__DATA PROVIDED__:
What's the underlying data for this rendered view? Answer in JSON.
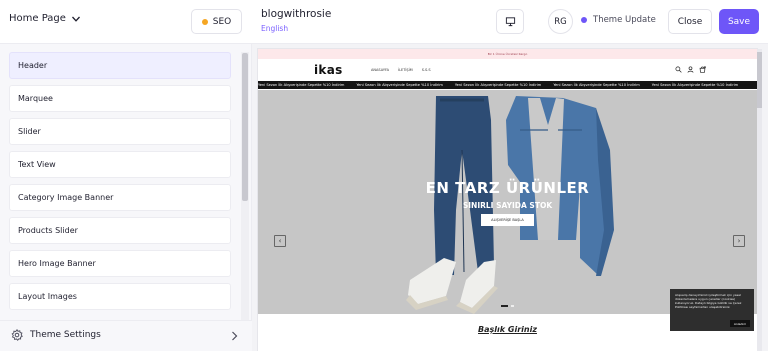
{
  "topbar": {
    "page_select_label": "Home Page",
    "seo_label": "SEO",
    "store_name": "blogwithrosie",
    "store_language": "English",
    "avatar_initials": "RG",
    "theme_status": "Theme Update",
    "close_label": "Close",
    "save_label": "Save",
    "colors": {
      "accent": "#6e56f8",
      "seo_dot": "#f5a623"
    }
  },
  "sidebar": {
    "sections": [
      {
        "label": "Header"
      },
      {
        "label": "Marquee"
      },
      {
        "label": "Slider"
      },
      {
        "label": "Text View"
      },
      {
        "label": "Category Image Banner"
      },
      {
        "label": "Products Slider"
      },
      {
        "label": "Hero Image Banner"
      },
      {
        "label": "Layout Images"
      }
    ],
    "theme_settings_label": "Theme Settings"
  },
  "preview": {
    "announcement": "Bir 1 Ürüne Ücretsiz Kargo",
    "logo": "ikas",
    "nav": [
      "ANASAYFA",
      "İLETİŞİM",
      "S.S.S"
    ],
    "ticker": [
      "Yeni Sezon İlk Alışverişinde Sepette %10 İndirim",
      "Yeni Sezon İlk Alışverişinde Sepette %10 İndirim",
      "Yeni Sezon İlk Alışverişinde Sepette %10 İndirim",
      "Yeni Sezon İlk Alışverişinde Sepette %10 İndirim",
      "Yeni Sezon İlk Alışverişinde Sepette %10 İndirim"
    ],
    "hero_title": "EN TARZ ÜRÜNLER",
    "hero_subtitle": "SINIRLI SAYIDA STOK",
    "hero_button": "ALIŞVERİŞE BAŞLA",
    "cookie_text": "Alışveriş deneyiminizi iyileştirmek için yasal düzenlemelere uygun çerezler (cookies) kullanıyoruz. Detaylı bilgiye Gizlilik ve Çerez Politikası sayfamızdan ulaşabilirsiniz.",
    "cookie_button": "Anladım",
    "section_heading": "Başlık Giriniz"
  }
}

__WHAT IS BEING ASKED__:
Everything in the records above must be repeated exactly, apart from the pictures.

__SOLUTION FOR THIS TASK__:
What's the underlying data for this rendered view? Answer in JSON.
{
  "topbar": {
    "page_select_label": "Home Page",
    "seo_label": "SEO",
    "store_name": "blogwithrosie",
    "store_language": "English",
    "avatar_initials": "RG",
    "theme_status": "Theme Update",
    "close_label": "Close",
    "save_label": "Save",
    "colors": {
      "accent": "#6e56f8",
      "seo_dot": "#f5a623"
    }
  },
  "sidebar": {
    "sections": [
      {
        "label": "Header"
      },
      {
        "label": "Marquee"
      },
      {
        "label": "Slider"
      },
      {
        "label": "Text View"
      },
      {
        "label": "Category Image Banner"
      },
      {
        "label": "Products Slider"
      },
      {
        "label": "Hero Image Banner"
      },
      {
        "label": "Layout Images"
      }
    ],
    "theme_settings_label": "Theme Settings"
  },
  "preview": {
    "announcement": "Bir 1 Ürüne Ücretsiz Kargo",
    "logo": "ikas",
    "nav": [
      "ANASAYFA",
      "İLETİŞİM",
      "S.S.S"
    ],
    "ticker": [
      "Yeni Sezon İlk Alışverişinde Sepette %10 İndirim",
      "Yeni Sezon İlk Alışverişinde Sepette %10 İndirim",
      "Yeni Sezon İlk Alışverişinde Sepette %10 İndirim",
      "Yeni Sezon İlk Alışverişinde Sepette %10 İndirim",
      "Yeni Sezon İlk Alışverişinde Sepette %10 İndirim"
    ],
    "hero_title": "EN TARZ ÜRÜNLER",
    "hero_subtitle": "SINIRLI SAYIDA STOK",
    "hero_button": "ALIŞVERİŞE BAŞLA",
    "cookie_text": "Alışveriş deneyiminizi iyileştirmek için yasal düzenlemelere uygun çerezler (cookies) kullanıyoruz. Detaylı bilgiye Gizlilik ve Çerez Politikası sayfamızdan ulaşabilirsiniz.",
    "cookie_button": "Anladım",
    "section_heading": "Başlık Giriniz"
  }
}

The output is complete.